This Economic Letter examines new research (Leduc and Wilson, forthcoming) on the dynamic effects of public investment in roads and highways on gross state product (GSP), the total economic output of a state. This research focuses on investment in roads and highways in part because it is the largest component of public infrastructure in the United States. Moreover, the procedures by which federal highway grants are distributed to states help us identify more precisely how transportation spending affects economic activity.
We find that unanticipated increases in highway spending have positive but temporary effects on GSP, both in the short and medium run. The short-run effect is consistent with a traditional Keynesian channel in which output increases because of a rise in aggregate demand, combined with slow-to-adjust prices. In contrast, the positive response of GSP over the medium run is in line with a supply-side effect due to an increase in the economy's productive capacity.
We also assess how much bang each additional buck of highway spending creates by calculating the multiplier, that is, the magnitude of the effect of each dollar of infrastructure spending on economic activity. We find that the multiplier is at least two. In other words, for each dollar of federal highway grants received by a state, that state's GSP rises by at least two dollars.
The methodology they employ and the reasoning behind it is of note:
We study forecast revisions rather than changes in actual highway spending for two reasons. First, actual spending may both affect and be affected by current economic conditions, making it difficult to sort out the true causal effects of the spending.
Second, changes in actual spending are most likely to be anticipated years in advance. For that reason, some of their economic effects may be felt before the spending changes actually take place. For instance, a state government and other important players, such as construction and engineering firms, may decide to spend more today if they expect the state to receive more highway grants in the future. In this way, changes in expectations regarding future grants to the states may be important for current economic activity. Failing to account for changes in expectations may lead to incorrect conclusions about how government spending affects economic activity (see Ramey 2011a).
Average response of state GDPs to unexpected grants
In our analysis of how changes in forecasts of highway grants to the states affect state GSP, we control for lags in state GSP, lags in receipt of highway grants, average state GSP levels, and national movements of gross domestic product (GDP) over the sample period from 1990 to 2010.
In Figure 1, the solid line shows the average percentage change in a state's GSP following a 1% increase in forecasted future highway grants to the states. The shaded area around the line represents a 90% probability range. The horizontal axis indicates the number of years after the unanticipated change in forecasted highway grants to the states. The figure shows that changes in the forecasts have a significant short-term effect on state output in the first one to two years. This effect fades, but then increases sharply six to eight years after the forecast revisions, before declining again. This pattern holds up well with alternative estimation techniques, the inclusion of different control variables, and with different data samples.

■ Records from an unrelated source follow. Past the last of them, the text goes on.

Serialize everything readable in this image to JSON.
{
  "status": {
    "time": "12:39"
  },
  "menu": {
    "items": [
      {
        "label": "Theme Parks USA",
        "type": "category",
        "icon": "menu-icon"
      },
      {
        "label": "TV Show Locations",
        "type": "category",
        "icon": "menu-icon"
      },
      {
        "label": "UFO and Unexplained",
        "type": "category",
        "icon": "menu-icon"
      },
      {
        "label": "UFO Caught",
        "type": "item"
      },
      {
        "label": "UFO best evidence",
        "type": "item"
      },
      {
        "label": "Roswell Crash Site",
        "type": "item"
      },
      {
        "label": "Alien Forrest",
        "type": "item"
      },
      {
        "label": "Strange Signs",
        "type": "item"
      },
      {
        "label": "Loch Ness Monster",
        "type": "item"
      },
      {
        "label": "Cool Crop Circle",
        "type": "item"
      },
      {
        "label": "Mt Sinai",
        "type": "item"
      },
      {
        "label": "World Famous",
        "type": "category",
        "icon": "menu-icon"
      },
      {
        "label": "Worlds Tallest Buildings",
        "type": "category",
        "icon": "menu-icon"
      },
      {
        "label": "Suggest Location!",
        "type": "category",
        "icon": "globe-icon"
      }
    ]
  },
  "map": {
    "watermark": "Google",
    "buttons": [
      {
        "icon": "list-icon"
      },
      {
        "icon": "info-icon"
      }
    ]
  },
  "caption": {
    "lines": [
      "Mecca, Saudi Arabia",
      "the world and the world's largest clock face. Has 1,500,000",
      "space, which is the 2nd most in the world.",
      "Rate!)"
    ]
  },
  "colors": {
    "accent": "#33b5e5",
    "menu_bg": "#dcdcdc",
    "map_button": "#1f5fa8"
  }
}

The forthcoming formal paper will undoubtedly employ much more mathematics and statistics and likely be suitably less readable by mere mortals.
Spending on wind power generation, associated distribution and on upgraded, electrified rail transport powered by same should have a multiplier of at least three.